More serious problems, such as sexual harassment, have also emerged. At one private hagwon, many students complained that native-speaking instructor E (30, from Australia) was sexually harassing them. However, he so intelligently and technically carried out sexual harassment in a way that made it too ambiguous to report to the police, so he ended up being fired in June. Before that, in May, a native-speaking instructor at an English village in Gyeonggi-do was fired for sexually harassing an elementary school student.
● Native-speaking instructors are arrogant due to excessive demand
The number of E2 visas issued reached 20,682 in 2002, 22,345 in 2003, 23,134 in 2004, and 25,014 in 2005. More than 20,000 people come to Korea every year to teach English, but, absurdly, this falls short of the explosive growth in domestic demand. Due to the culture of focusing on skin color, the preference for white instructors regardless of skill or qualifications is also fueling a labor shortage. Even if someone is an excellent lecturer who graduated from a great university, the reality is that if they are not white, they won’t be treated according to their ability.
An official from a company specializing in recruiting foreign instructors pointed out, "Since foreign instructors share information actively, they know that they can get a job anywhere even if they quit their job." "Basically, from their standpoint, there is nothing to be sorry about [in quitting a job], especially for white instructors.”
● We must hurry to implement follow-up management standards and strikeout systems
The government has no proper measures. An official from the Immigration Office explained, "It is a law that cannot be specially managed just because they are foreign instructors." "There is no way to sanction them unless they commit a crime or leave their workplace without a convincing reason, just like other foreign workers." In fact, Mr. F (31), an instructor from Australia, breaks his contract every 3 to 6 months and changes his job, but there is no legal way to stop it. He has had a good career [at home] as a teacher, so it's enough to say, 'I can't work because of cultural differences.'
As a result, in March the Korea Native-speaking Instructor Recruiting Association posted a blacklist of illegal, bad, and problematic instructors on the association's website (www.kftra.co.kr). However, less than 30% of job placements are achieved through recruiting companies, so they are not getting a great effect.
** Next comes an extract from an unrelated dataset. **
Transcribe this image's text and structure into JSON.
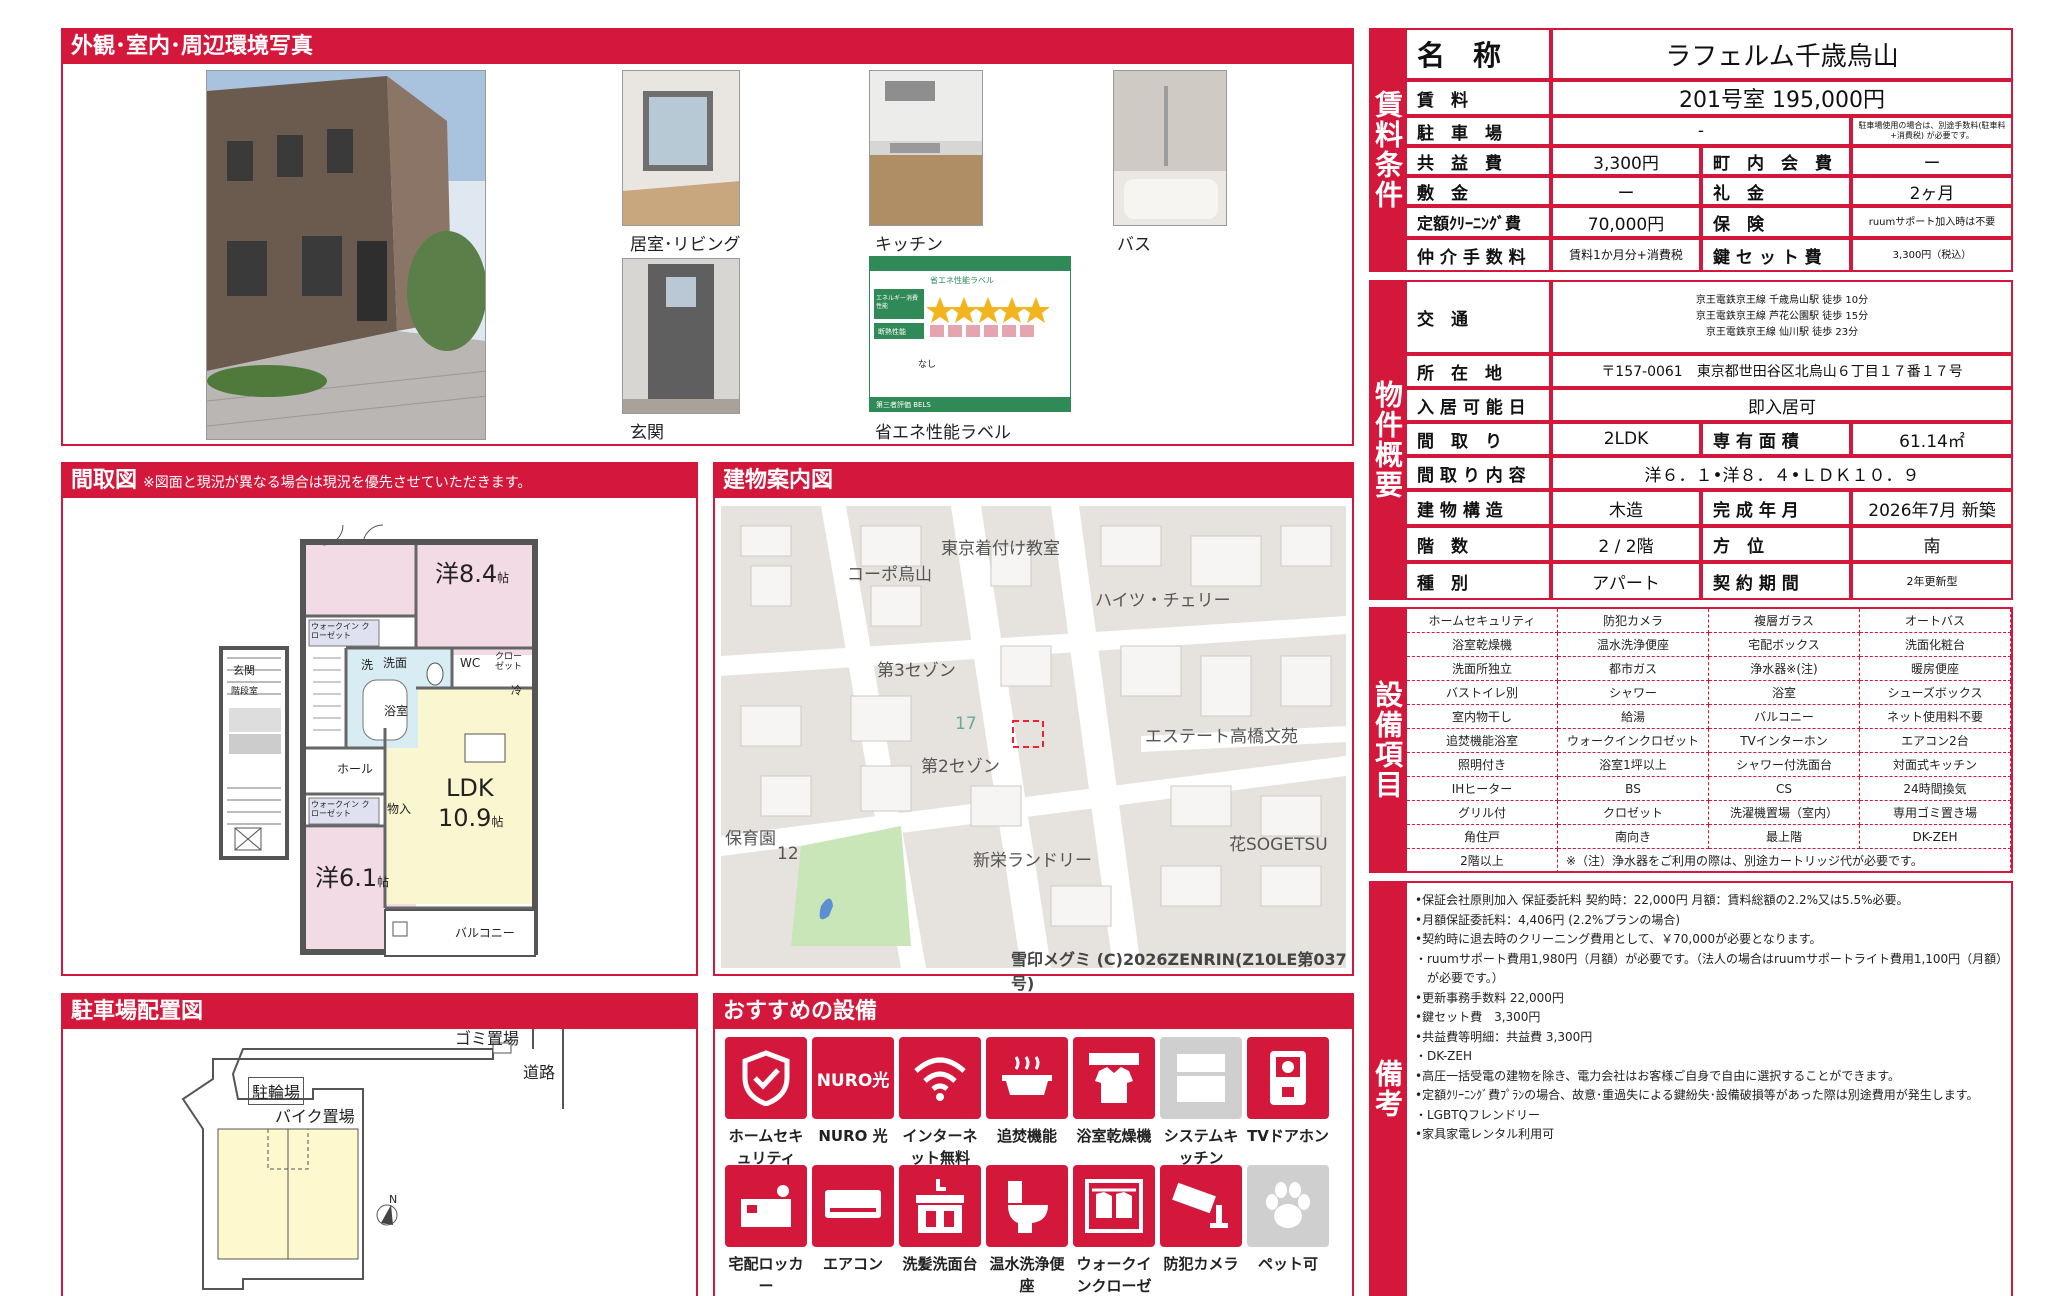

Choe Hyeok, president of the association, said, "Compared to the number of complaints related to foreign instructors, the staff in charge of this seems to be ridiculously insufficient." "As it is related to children's education, foreign instructors should be managed at the government level by creating a minimum follow-up standard and introducing a strikeout system," he said.
Reporter Na Gil-hoe
While this "parade of bad foreign teachers" type of story is not new (the tabloid BreakNews was doing far worse stories at the time), it is an example of the type of story that would become common enough in the mainstream media moving ahead. Note also the error of describing the "native-speaking instructor at an English village in Gyeonggi-do" who was "fired for sexually harassing an elementary school student." That teacher, of course, was not hired as a native-speaker, but the reporter either couldn't be bothered to check this or didn't care since it was more grist for the mill.